Fundamentally, VoIP is a technology that requires a broadband connection to transmit data. In fact, the connection is a major part of what makes VoIP affordable iptv subscription. Simply put, the PSTN (Public Switched Telephone Network) that has been around since Lassie was helping Timmy get out of the well did its job well, but it was designed in a completely different era. In fact, the PSTN of today is a significant evolution of that ancient network, but it is still an anachronism when compared to the Internet.
The truth is that the Internet’s flexibility and scalability are both inherent advantages that the PSTN does not share. Not only can data automatically flow along the path of least resistance on the Internet, but it can cross borders with ease. These borders are tightly regulated on the PSTN, and there are tariffs, taxes, and fees that have been litigated on behalf of the old guard PSTN vendors. A more free and open network, the Internet can be used to send multiple types of data at the same time over great distances without running into these fees.
Sending multiple types of data over the network also ensures that the more efficient Internet is never sitting idle by comparison to the PSTN. Since both networks consumer energy when idle, this makes the Internet a green alternative to the aging PSTN. In fact, some of the old guard PSTN vendors are jumping ship, such as AT&T. AT&T is also using its IPTV and DSL technologies to deliver a fusion of services that it calls U-verse, but they are far from the only provider to be pairing technologies together.
Do not believe the hype, even if it comes directly from Verizon.

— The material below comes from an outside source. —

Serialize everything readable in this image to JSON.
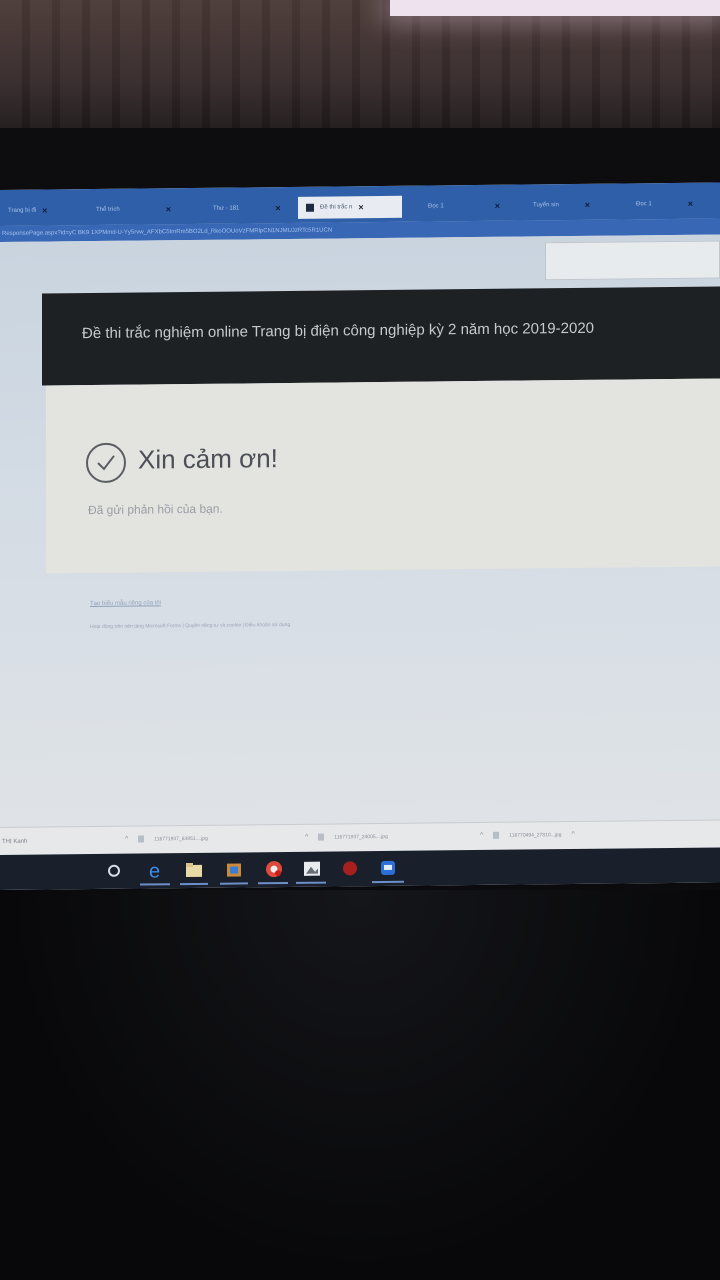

The company is indeed continuing to expand into new markets despite some previous comments from executives. Why is the nation’s largest fiber optic network waffling on the issue of expansion? That is a difficult question to answer, but it could very well be that the latest round of government incentives and the pressure to compete with Google’s upcoming gigabit fiber service have something to do with it.
In fact, Verizon recently demonstrated that their existing fiber optic infrastructure could almost hit the 1Gbps mark in real-world tests, not just those conducted in a lab. While the conditions may have been somewhat controlled, the fact is that fiber optics lend themselves to easy upgrades compared to metal wires. This fact may have a lot to do with why Verizon FiOS availability continues to expand; once laid, the fiber optic cables rarely need to worked on and won’t need to be upgraded in the foreseeable future if even in our lifetimes. That is just how much overhead fiber optics possess as a medium for data transmissions.
Of course, the government incentives to carriers to expand their network might have a lot to do with why and when vendors choose to expand their networks. Certainly a few well-selected grants or concessions to Verizon could have been the impetus to see Verizon FiOS availability expand so soon after company PR representatives claimed that no more expansions were in the works. Could it be possible that the federal government’s plans are actually bringing ultra-high speed broadband connections to the country sooner than planned? If so, Verizon could be poised to take over a major portion of the market due to their existing expertise and proven marketing techniques.